U.S. Department of State 2005 Trafficking in Persons Report - Burkina Faso
|Publisher||United States Department of State|
|Author||Office to Monitor and Combat Trafficking in Persons|
|Publication Date||3 June 2005|
|Cite as||United States Department of State, U.S. Department of State 2005 Trafficking in Persons Report - Burkina Faso, 3 June 2005, available at: http://www.refworld.org/docid/4680d835c.html [accessed 25 May 2016]|
|Disclaimer||This is not a UNHCR publication. UNHCR is not responsible for, nor does it necessarily endorse, its content. Any views expressed are solely those of the author or publisher and do not necessarily reflect those of UNHCR, the United Nations or its Member States.|
Burkina Faso (Tier 2)
Burkina Faso is a source, transit, and destination country for children trafficked for the purposes of forced labor and sexual exploitation. To a lesser extent, Burkinabe women are trafficked to Europe for prostitution. Burkinabe children are trafficked to Cote D'Ivoire, Benin, Ghana, Nigeria, and Mali. Burkinabe boys are trafficked within the country for exploitation as agricultural laborers, domestics, metal workers, wood workers, and miners. Burkinabe girls are trafficked internally for exploitation as domestic servants, beggars, and prostitutes. Burkina Faso is a transit country for trafficked Malian children bound for other West African countries. Children from Benin and Togo are trafficked into Burkina Faso for forced labor.
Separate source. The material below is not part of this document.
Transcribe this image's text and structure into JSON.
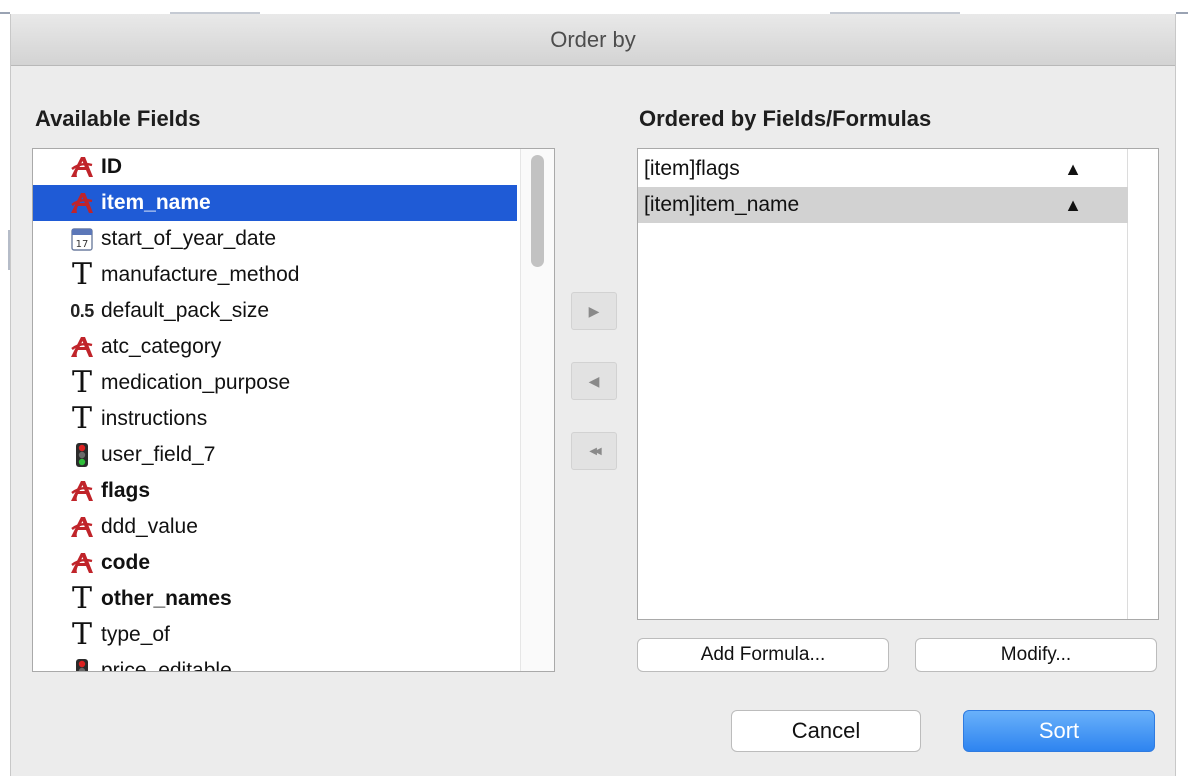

The Government of Burkina Faso does not fully comply with the minimum standards for the elimination of trafficking; however, it is making significant efforts to do so. The government made minimal gains over the past year to combat trafficking, including an agreement with the Government of Mali to cooperate on trans-border child trafficking. A 2003 anti-trafficking law has yet to be used. The government should boost its anti-trafficking law enforcement efforts, and regional cooperation on fighting cross-border trafficking in children. It should also initiate improved prevention campaigns.
The government made modest gains in the area of law enforcement over the reporting period. However, the 2003 anti-trafficking law on child trafficking, which carries strong penalties, has never been used. In 2004, 41 child traffickers were arrested, 16 convicted, and 15 are currently imprisoned and awaiting trial. Additionally, four child trafficking networks were dismantled. The government forged an agreement with the Government of Mali to address trans-border child trafficking.
Due to resource constraints, the government struggles to implement a sufficient protection plan for trafficking victims. Minimal support is provided for Burkinabe children; foreign victims are deported. There is one center in Ouagadougou to aid with the social reintegration of at-risk children. In collaboration with UNICEF, the government has also established 19 transit centers for trafficked children throughout the country. These centers served over 900 children in 2004. Victims are not treated as criminals and their rights are generally respected. The government is unable, due to lack of resources, to directly fund NGOs; however it does collaborate with NGOs and international organizations for the reintegration of trafficked children. Twenty Burkinabe child trafficking victims were repatriated as a result of the agreement with Mali in 2004.
The government recognizes that trafficking is a problem, and has implemented some degree of prevention efforts in the country. However, lack of resources inhibits its ability to carryout any long-term anti-trafficking prevention campaign. The government supported Vigilance and Surveillance Committees, which are in place in 12 of the 13 regions of the country. The government provided training on how to identify and aid trafficking victims to the committees, which now exist in 39 of the country's 45 provinces.